The construction is undressed stone and riprap, held together with a framework of oak, canted out at an unspecified angle, pyramid-like, for strength and stability. The oak cap and oak piles were bolted together with spruce drifts, and the piles overlaid with oak transverse beams (struts) that imparted additional stability and served as fenders. The earth-fill surface was likely covered with gravel, forming a fairly durable roadbed with adequate drainage. (On the commercial shell-fishing piers of Connecticut and Long Island, crushed oyster shells or clam shells, the otherwise useless byproducts of local fisheries, were commonly used for this purpose.) In the 20th century most New Bedford wharves were paved over with macadam or, later, asphalt. The early date of 1844 indicated for this arrangement in the Bristol County records (on what is clearly a much later schematic drawing) implies that it may have been the preferred model for New Bedford wharves when the whaling industry was in its prime. Merrill’s Wharf, completed during 1846-47 and known as Homer’s Wharf since circa 1927, is much changed from its 19th-century state, with little of the original fabric remaining. However, this type of construction appears to be consistent with such evidence as survives of Merrill’s Wharf and some of the adjacent whaling wharves.

Wharves with Other Surfaces

Though these particular records in the Bristol County archives were submitted between 1897 and 1902, they are presumed to represent types in use much earlier in the New Bedford Port District. In whaling days the structure that is here paved in concrete might have been covered with gravel or sea shells, while the all-stone pier is a type known even in early Classical Roman excavations.


The Maxfield Street Wharf embankment in New Bedford was fitted with a wooden extension of this type in 1910 (Records, 9:33). The Philadelphia & Reading Coal & Iron Company Wharf of 1897 was built on wooden pilings and capped over and planked with wood (Records, Vol. 4:35).

An unusual wharf plan was proposed for Nonquitt, Massachusetts, in 1900, consisting of a stone wharf, a series of four minor stone piers, and a larger stone pier, connected by bridges of 4 x 8 inch (10 x 20 cm) wooden cap log beams; these, in turn, were decked over with 2-inch (5 cm) planks.

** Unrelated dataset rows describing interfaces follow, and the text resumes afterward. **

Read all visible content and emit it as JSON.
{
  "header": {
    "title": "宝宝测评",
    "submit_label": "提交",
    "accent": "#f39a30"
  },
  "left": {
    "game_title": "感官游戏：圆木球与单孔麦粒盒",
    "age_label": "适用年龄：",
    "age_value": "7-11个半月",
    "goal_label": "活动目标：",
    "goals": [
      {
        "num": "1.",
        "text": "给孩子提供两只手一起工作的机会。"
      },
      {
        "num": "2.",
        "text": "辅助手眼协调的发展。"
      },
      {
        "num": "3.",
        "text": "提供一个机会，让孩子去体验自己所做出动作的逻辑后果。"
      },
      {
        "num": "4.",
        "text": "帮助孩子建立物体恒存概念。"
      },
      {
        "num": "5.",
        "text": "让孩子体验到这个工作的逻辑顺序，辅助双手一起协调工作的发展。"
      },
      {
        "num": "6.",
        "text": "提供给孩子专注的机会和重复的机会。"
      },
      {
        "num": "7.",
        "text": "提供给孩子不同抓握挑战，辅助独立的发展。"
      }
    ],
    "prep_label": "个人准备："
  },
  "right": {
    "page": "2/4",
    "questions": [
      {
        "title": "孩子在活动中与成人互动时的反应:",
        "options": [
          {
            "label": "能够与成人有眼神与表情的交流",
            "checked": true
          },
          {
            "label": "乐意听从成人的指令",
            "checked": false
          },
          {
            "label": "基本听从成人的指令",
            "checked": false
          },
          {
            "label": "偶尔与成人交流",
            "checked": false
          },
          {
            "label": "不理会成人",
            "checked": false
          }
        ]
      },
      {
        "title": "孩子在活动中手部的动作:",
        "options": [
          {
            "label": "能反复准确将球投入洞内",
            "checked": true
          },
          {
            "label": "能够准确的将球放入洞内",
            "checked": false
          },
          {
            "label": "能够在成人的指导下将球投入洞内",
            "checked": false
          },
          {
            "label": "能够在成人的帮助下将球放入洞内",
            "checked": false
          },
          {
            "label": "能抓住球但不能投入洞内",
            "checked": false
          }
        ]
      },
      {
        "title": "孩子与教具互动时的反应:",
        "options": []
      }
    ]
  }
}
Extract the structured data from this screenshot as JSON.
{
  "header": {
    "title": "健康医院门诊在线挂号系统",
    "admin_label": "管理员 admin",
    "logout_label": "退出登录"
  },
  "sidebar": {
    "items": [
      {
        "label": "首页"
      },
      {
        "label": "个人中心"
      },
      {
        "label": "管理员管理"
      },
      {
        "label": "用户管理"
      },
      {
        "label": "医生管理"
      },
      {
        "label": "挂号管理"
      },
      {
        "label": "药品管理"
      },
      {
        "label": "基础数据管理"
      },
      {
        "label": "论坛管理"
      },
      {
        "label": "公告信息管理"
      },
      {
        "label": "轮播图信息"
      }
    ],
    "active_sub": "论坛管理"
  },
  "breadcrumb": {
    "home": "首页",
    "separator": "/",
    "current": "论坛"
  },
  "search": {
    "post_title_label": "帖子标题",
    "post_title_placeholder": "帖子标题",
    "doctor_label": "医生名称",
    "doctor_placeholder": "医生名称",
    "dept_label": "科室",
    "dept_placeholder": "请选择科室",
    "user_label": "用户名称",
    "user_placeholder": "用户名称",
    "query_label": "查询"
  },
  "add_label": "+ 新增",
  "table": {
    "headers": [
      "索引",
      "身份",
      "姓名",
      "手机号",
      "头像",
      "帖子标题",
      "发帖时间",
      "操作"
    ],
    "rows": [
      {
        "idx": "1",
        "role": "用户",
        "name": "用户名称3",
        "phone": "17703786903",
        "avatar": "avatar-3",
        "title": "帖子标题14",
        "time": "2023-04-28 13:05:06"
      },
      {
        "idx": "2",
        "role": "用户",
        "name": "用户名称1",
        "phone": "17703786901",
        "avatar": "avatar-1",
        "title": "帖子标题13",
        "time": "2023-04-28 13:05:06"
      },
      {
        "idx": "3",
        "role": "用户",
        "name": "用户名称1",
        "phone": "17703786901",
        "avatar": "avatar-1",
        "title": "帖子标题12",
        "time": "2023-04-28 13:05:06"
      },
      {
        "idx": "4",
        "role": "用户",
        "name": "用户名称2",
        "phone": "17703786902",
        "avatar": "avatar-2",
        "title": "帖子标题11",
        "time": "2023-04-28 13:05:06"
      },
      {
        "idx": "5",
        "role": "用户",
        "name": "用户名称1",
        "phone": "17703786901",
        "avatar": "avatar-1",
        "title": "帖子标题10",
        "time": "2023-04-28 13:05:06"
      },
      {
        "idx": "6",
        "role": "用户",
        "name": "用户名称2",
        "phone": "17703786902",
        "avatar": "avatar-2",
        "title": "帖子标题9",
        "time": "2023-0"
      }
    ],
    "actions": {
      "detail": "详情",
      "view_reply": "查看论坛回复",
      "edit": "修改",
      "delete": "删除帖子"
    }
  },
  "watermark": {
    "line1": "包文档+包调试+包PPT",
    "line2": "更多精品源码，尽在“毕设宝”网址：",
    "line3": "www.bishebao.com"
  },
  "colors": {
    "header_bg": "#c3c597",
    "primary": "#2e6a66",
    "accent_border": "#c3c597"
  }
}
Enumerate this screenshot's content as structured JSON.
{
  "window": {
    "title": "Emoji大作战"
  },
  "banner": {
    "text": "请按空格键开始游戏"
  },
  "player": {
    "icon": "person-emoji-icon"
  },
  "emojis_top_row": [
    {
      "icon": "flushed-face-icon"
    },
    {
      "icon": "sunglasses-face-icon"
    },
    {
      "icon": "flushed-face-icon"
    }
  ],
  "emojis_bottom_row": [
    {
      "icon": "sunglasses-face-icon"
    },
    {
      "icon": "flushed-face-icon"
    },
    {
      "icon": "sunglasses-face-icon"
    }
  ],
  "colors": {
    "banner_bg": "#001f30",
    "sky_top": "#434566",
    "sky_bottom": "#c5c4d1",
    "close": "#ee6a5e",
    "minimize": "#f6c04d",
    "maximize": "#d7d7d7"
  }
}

The plan specifies wooden fender piles driven in at the bottom and fastened at the top, presumably using an arrangement of drifts, bolts, and braces similar to those in earlier wharves.

Aerial view, showing layout of wharf, stone piers, and
wooden bridge construction







Elevation views, showing the arrangement of cap
logs and planking before the addition of wooden piles
or pilings (left), and the approximate positioning
of the wooden pilings (right).